--- Assignment ---
Copy, from the listing, every line in which the string "shortcut" is present.
=== Begin Enclosure ===
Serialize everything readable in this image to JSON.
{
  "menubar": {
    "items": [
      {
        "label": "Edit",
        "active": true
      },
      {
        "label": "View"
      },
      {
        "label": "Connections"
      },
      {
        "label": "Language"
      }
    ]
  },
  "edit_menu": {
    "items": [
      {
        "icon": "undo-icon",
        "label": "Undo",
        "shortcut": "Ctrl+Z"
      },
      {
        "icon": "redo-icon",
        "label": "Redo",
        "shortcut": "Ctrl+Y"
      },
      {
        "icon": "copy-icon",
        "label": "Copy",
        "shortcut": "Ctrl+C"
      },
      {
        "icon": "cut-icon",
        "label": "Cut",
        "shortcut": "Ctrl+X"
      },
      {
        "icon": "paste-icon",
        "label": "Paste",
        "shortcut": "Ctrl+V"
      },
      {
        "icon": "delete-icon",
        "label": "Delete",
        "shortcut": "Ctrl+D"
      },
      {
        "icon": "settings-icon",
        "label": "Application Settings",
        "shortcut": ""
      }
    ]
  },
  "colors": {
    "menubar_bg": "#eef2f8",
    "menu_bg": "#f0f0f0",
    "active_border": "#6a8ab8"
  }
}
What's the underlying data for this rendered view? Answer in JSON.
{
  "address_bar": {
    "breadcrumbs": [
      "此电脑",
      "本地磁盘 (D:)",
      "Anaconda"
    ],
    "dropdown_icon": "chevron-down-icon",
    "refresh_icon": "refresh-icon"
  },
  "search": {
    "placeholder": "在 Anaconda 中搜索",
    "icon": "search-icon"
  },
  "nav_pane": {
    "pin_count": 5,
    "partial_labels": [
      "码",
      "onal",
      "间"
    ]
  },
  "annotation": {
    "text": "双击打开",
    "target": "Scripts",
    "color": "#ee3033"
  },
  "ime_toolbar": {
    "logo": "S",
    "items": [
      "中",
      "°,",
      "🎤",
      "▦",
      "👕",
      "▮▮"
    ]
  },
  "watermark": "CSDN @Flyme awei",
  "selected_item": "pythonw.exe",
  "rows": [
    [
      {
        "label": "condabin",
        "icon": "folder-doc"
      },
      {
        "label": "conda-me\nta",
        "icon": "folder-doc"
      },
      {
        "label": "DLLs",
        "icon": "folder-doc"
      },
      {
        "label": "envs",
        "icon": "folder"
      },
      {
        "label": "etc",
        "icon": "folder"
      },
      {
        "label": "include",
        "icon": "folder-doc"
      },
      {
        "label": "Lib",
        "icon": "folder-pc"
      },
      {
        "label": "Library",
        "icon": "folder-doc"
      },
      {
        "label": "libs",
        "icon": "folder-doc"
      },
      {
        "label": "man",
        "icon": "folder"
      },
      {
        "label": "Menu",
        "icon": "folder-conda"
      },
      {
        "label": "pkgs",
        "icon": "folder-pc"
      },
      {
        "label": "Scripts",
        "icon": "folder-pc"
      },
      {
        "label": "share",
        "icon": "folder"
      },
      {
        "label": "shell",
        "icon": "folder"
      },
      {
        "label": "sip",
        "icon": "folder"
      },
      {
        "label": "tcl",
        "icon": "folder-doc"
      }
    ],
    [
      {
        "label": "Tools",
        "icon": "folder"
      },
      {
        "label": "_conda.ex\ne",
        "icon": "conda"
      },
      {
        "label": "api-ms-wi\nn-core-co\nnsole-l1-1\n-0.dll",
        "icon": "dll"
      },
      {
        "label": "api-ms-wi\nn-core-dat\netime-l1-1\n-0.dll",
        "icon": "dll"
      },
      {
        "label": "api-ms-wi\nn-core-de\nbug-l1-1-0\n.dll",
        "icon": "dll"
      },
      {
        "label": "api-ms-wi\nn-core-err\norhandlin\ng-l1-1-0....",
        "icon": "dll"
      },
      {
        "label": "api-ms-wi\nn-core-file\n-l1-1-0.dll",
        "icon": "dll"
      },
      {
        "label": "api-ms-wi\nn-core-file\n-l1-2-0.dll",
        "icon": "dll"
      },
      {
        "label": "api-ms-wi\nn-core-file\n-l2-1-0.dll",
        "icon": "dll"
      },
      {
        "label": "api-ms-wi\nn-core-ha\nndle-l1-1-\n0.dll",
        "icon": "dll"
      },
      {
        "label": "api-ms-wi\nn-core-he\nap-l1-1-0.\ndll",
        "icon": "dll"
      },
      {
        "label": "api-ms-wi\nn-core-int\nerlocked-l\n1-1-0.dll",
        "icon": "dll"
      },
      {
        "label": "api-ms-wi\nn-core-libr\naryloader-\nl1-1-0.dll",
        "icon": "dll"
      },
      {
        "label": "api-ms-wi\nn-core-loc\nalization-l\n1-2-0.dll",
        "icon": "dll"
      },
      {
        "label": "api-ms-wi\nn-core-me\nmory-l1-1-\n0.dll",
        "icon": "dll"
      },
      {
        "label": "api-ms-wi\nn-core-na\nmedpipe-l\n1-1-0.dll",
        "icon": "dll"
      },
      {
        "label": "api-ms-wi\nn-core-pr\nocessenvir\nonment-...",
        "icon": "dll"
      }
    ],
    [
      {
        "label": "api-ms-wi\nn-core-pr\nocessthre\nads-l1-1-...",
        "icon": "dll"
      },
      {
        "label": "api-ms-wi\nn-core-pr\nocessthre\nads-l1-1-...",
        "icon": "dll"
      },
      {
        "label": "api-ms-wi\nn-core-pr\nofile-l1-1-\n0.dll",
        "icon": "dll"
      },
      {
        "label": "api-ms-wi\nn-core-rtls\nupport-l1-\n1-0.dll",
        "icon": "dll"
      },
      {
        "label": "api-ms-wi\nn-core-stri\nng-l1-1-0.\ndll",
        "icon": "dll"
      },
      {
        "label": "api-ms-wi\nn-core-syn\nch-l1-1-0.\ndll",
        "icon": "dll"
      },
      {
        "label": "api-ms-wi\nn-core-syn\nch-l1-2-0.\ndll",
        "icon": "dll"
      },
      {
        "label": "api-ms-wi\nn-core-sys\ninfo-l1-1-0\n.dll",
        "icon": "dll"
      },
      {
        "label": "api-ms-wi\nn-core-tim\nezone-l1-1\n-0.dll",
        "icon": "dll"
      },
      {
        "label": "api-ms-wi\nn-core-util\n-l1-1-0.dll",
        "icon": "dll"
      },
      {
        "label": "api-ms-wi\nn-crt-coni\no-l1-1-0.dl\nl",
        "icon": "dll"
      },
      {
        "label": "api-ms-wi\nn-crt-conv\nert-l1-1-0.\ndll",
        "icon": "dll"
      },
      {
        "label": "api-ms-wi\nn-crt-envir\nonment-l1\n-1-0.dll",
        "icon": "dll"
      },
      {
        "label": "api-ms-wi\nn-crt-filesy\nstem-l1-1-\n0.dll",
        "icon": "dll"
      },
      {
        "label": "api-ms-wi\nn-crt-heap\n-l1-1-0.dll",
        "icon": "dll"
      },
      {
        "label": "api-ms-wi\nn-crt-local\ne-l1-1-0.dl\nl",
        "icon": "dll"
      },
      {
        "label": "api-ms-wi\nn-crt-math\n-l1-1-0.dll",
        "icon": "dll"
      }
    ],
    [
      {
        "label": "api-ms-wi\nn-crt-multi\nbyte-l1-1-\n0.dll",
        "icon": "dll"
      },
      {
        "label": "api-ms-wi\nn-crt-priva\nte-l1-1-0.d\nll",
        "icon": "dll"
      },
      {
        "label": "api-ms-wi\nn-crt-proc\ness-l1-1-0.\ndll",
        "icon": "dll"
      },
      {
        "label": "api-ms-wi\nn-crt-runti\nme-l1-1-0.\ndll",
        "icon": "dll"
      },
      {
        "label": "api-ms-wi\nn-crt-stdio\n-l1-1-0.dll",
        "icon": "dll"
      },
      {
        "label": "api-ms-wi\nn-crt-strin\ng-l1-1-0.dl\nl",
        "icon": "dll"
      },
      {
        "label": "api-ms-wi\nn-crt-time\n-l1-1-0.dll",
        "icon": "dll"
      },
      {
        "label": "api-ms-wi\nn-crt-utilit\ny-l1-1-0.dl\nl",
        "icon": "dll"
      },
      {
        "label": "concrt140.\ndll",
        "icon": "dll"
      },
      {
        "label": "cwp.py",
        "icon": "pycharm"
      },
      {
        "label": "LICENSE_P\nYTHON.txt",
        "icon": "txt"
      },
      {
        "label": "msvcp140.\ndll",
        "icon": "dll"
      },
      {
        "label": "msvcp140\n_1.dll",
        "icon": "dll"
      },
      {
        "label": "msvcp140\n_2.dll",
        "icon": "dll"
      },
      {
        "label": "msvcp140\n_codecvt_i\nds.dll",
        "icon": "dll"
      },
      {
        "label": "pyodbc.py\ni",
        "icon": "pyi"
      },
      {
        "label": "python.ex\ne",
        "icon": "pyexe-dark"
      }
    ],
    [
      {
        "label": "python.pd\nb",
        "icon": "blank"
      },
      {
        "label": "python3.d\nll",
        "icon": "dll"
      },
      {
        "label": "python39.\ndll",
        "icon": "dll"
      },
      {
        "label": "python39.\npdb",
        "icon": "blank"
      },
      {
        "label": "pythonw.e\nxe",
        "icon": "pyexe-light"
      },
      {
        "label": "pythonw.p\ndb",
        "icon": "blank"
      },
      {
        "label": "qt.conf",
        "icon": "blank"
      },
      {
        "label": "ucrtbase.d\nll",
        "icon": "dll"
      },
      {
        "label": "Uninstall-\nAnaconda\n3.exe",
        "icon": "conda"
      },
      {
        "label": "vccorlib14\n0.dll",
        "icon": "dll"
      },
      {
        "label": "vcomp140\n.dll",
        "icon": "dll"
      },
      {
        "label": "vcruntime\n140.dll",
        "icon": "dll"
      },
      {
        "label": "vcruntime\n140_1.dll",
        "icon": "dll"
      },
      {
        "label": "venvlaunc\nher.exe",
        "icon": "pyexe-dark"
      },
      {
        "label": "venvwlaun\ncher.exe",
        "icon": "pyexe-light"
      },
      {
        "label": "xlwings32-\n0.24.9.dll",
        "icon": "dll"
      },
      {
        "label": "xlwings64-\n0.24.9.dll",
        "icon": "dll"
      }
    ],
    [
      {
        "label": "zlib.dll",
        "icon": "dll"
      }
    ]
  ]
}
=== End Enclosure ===
--- Solution to this problem ---
        "shortcut": "Ctrl+Z"
        "shortcut": "Ctrl+Y"
        "shortcut": "Ctrl+C"
        "shortcut": "Ctrl+X"
        "shortcut": "Ctrl+V"
        "shortcut": "Ctrl+D"
        "shortcut": ""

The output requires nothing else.